What to do
Every line below that has the word "JSON" counts once; report how many lines that makes, with no other words.

Records supplied START

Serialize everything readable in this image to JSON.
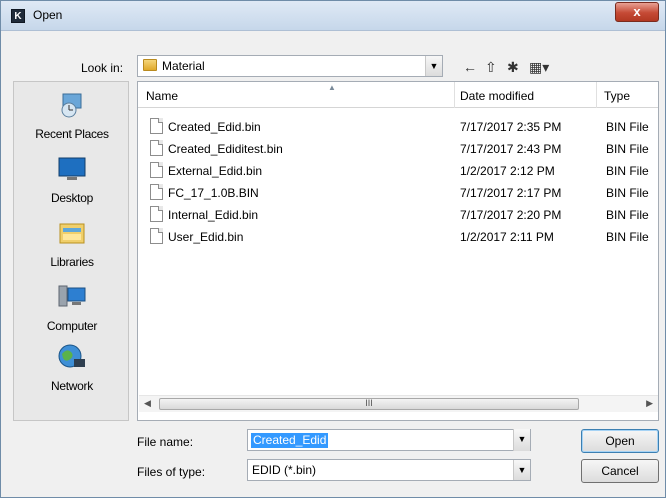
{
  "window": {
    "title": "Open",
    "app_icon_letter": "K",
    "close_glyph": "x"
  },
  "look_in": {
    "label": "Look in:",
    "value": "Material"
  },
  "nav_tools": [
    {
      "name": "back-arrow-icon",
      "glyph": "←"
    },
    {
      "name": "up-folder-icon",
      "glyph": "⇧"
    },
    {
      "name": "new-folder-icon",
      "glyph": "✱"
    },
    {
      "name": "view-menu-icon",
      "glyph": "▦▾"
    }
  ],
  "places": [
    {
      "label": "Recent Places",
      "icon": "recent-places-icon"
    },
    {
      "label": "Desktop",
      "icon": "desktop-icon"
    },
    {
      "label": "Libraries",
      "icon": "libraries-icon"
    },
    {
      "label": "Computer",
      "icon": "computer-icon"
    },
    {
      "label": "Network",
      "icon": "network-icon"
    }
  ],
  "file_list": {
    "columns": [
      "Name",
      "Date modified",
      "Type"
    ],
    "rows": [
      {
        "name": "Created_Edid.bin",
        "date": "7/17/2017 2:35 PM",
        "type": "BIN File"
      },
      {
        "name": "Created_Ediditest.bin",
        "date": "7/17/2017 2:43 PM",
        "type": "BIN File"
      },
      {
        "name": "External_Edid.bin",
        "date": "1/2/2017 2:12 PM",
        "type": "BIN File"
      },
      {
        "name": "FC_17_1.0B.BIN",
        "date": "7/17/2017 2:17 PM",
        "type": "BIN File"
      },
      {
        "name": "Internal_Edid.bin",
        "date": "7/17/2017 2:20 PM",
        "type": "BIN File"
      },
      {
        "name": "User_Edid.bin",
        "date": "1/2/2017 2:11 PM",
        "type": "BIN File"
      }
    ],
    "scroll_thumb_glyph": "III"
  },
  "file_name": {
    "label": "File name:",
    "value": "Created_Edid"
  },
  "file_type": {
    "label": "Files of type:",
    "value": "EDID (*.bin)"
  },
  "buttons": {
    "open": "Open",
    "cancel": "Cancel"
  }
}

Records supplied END
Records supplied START

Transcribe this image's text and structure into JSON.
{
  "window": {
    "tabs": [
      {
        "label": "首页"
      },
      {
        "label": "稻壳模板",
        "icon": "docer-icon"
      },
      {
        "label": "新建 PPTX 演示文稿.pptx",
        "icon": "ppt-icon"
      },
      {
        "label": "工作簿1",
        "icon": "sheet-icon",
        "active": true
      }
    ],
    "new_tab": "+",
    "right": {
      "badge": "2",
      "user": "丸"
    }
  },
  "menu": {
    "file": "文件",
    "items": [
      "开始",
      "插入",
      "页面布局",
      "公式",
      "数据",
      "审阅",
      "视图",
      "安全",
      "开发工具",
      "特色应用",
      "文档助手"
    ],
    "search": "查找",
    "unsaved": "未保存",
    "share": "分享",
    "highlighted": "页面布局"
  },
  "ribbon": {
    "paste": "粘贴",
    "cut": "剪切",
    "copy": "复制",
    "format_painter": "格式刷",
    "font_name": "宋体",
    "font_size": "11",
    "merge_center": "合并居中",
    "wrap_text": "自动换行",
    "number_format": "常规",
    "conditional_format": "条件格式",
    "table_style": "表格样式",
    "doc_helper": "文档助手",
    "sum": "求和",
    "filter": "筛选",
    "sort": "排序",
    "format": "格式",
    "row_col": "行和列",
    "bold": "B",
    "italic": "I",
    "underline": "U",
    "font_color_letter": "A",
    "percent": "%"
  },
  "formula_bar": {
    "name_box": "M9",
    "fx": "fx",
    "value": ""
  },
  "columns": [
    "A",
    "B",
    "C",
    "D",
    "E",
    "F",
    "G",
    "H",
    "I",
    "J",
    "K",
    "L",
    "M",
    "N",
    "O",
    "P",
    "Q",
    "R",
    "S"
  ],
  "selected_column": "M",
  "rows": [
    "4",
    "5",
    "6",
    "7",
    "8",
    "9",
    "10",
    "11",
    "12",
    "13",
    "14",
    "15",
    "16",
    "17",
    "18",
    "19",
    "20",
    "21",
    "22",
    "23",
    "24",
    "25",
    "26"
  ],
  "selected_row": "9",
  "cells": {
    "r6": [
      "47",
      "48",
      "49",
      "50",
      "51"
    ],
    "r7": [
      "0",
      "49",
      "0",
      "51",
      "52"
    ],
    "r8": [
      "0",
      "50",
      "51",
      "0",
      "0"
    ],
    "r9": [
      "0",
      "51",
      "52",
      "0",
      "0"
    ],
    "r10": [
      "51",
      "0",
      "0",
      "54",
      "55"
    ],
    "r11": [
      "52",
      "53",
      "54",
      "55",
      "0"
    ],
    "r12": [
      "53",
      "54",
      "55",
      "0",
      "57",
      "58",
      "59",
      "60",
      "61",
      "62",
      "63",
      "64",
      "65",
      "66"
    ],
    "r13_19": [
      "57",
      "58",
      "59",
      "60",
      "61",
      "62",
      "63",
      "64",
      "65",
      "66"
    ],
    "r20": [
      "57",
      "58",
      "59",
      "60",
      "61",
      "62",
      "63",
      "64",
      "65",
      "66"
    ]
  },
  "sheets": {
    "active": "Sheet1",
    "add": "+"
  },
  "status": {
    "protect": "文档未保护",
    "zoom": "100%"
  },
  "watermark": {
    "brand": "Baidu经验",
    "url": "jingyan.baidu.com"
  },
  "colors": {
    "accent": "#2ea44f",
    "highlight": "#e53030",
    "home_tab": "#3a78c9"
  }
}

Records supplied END

Output for this exercise
2